Records to process —
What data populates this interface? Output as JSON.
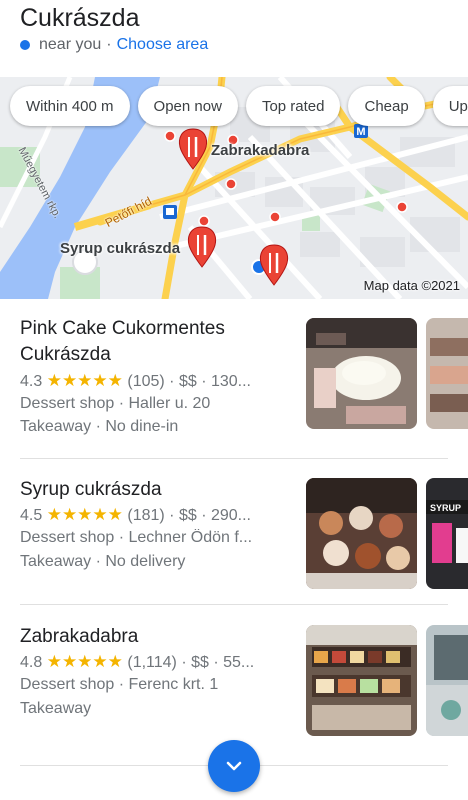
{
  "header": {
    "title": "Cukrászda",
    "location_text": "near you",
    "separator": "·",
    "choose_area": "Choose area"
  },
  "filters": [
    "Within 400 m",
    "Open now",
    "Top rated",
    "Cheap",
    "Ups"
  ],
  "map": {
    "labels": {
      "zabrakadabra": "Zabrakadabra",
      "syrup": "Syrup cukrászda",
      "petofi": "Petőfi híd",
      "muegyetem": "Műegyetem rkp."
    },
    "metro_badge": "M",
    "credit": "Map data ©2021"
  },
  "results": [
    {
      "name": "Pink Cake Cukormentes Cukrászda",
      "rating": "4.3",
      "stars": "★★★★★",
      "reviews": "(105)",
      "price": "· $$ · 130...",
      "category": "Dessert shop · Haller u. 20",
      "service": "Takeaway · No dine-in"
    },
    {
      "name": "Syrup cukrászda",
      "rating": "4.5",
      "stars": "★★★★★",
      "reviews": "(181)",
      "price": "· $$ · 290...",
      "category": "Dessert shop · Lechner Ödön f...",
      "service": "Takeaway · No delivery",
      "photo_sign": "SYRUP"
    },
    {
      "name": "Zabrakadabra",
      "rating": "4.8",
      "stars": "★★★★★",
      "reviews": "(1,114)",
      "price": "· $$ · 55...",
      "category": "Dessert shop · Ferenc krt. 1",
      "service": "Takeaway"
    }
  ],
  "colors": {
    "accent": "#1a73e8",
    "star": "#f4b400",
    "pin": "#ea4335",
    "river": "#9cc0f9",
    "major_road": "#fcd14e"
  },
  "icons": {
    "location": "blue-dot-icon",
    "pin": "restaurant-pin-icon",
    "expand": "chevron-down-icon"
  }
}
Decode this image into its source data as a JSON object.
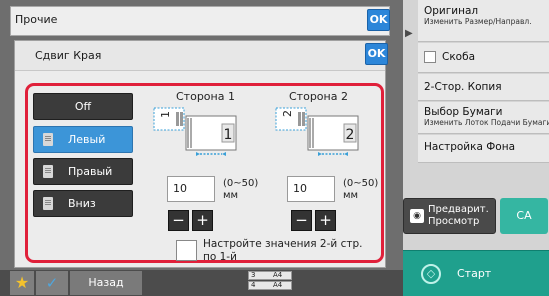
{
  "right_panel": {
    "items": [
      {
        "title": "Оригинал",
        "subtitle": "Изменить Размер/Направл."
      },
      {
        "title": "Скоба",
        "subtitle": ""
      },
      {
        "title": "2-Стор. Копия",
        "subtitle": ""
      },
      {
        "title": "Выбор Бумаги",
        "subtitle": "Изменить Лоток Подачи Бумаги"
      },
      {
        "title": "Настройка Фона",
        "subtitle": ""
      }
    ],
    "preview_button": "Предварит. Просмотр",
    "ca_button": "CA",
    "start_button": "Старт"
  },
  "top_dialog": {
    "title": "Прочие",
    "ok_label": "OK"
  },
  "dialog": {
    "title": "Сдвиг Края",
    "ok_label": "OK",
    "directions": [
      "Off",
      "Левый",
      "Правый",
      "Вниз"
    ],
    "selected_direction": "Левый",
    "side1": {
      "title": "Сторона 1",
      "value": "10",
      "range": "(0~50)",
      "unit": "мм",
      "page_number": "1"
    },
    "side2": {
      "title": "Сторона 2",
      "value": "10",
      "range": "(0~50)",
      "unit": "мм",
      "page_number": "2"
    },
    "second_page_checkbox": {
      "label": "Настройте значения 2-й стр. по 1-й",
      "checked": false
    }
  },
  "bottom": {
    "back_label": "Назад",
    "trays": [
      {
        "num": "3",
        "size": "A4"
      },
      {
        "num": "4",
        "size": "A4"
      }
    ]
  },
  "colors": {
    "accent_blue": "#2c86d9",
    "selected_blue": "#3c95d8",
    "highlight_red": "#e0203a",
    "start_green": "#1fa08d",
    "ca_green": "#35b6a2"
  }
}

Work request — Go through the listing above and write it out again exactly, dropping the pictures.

Expected answer —
What data populates this interface? Output as JSON.
{
  "header": {
    "title": "Cukrászda",
    "location_text": "near you",
    "separator": "·",
    "choose_area": "Choose area"
  },
  "filters": [
    "Within 400 m",
    "Open now",
    "Top rated",
    "Cheap",
    "Ups"
  ],
  "map": {
    "labels": {
      "zabrakadabra": "Zabrakadabra",
      "syrup": "Syrup cukrászda",
      "petofi": "Petőfi híd",
      "muegyetem": "Műegyetem rkp."
    },
    "metro_badge": "M",
    "credit": "Map data ©2021"
  },
  "results": [
    {
      "name": "Pink Cake Cukormentes Cukrászda",
      "rating": "4.3",
      "stars": "★★★★★",
      "reviews": "(105)",
      "price": "· $$ · 130...",
      "category": "Dessert shop · Haller u. 20",
      "service": "Takeaway · No dine-in"
    },
    {
      "name": "Syrup cukrászda",
      "rating": "4.5",
      "stars": "★★★★★",
      "reviews": "(181)",
      "price": "· $$ · 290...",
      "category": "Dessert shop · Lechner Ödön f...",
      "service": "Takeaway · No delivery",
      "photo_sign": "SYRUP"
    },
    {
      "name": "Zabrakadabra",
      "rating": "4.8",
      "stars": "★★★★★",
      "reviews": "(1,114)",
      "price": "· $$ · 55...",
      "category": "Dessert shop · Ferenc krt. 1",
      "service": "Takeaway"
    }
  ],
  "colors": {
    "accent": "#1a73e8",
    "star": "#f4b400",
    "pin": "#ea4335",
    "river": "#9cc0f9",
    "major_road": "#fcd14e"
  },
  "icons": {
    "location": "blue-dot-icon",
    "pin": "restaurant-pin-icon",
    "expand": "chevron-down-icon"
  }
}
Decode this image into its source data as a JSON object.
{
  "right_panel": {
    "items": [
      {
        "title": "Оригинал",
        "subtitle": "Изменить Размер/Направл."
      },
      {
        "title": "Скоба",
        "subtitle": ""
      },
      {
        "title": "2-Стор. Копия",
        "subtitle": ""
      },
      {
        "title": "Выбор Бумаги",
        "subtitle": "Изменить Лоток Подачи Бумаги"
      },
      {
        "title": "Настройка Фона",
        "subtitle": ""
      }
    ],
    "preview_button": "Предварит. Просмотр",
    "ca_button": "CA",
    "start_button": "Старт"
  },
  "top_dialog": {
    "title": "Прочие",
    "ok_label": "OK"
  },
  "dialog": {
    "title": "Сдвиг Края",
    "ok_label": "OK",
    "directions": [
      "Off",
      "Левый",
      "Правый",
      "Вниз"
    ],
    "selected_direction": "Левый",
    "side1": {
      "title": "Сторона 1",
      "value": "10",
      "range": "(0~50)",
      "unit": "мм",
      "page_number": "1"
    },
    "side2": {
      "title": "Сторона 2",
      "value": "10",
      "range": "(0~50)",
      "unit": "мм",
      "page_number": "2"
    },
    "second_page_checkbox": {
      "label": "Настройте значения 2-й стр. по 1-й",
      "checked": false
    }
  },
  "bottom": {
    "back_label": "Назад",
    "trays": [
      {
        "num": "3",
        "size": "A4"
      },
      {
        "num": "4",
        "size": "A4"
      }
    ]
  },
  "colors": {
    "accent_blue": "#2c86d9",
    "selected_blue": "#3c95d8",
    "highlight_red": "#e0203a",
    "start_green": "#1fa08d",
    "ca_green": "#35b6a2"
  }
}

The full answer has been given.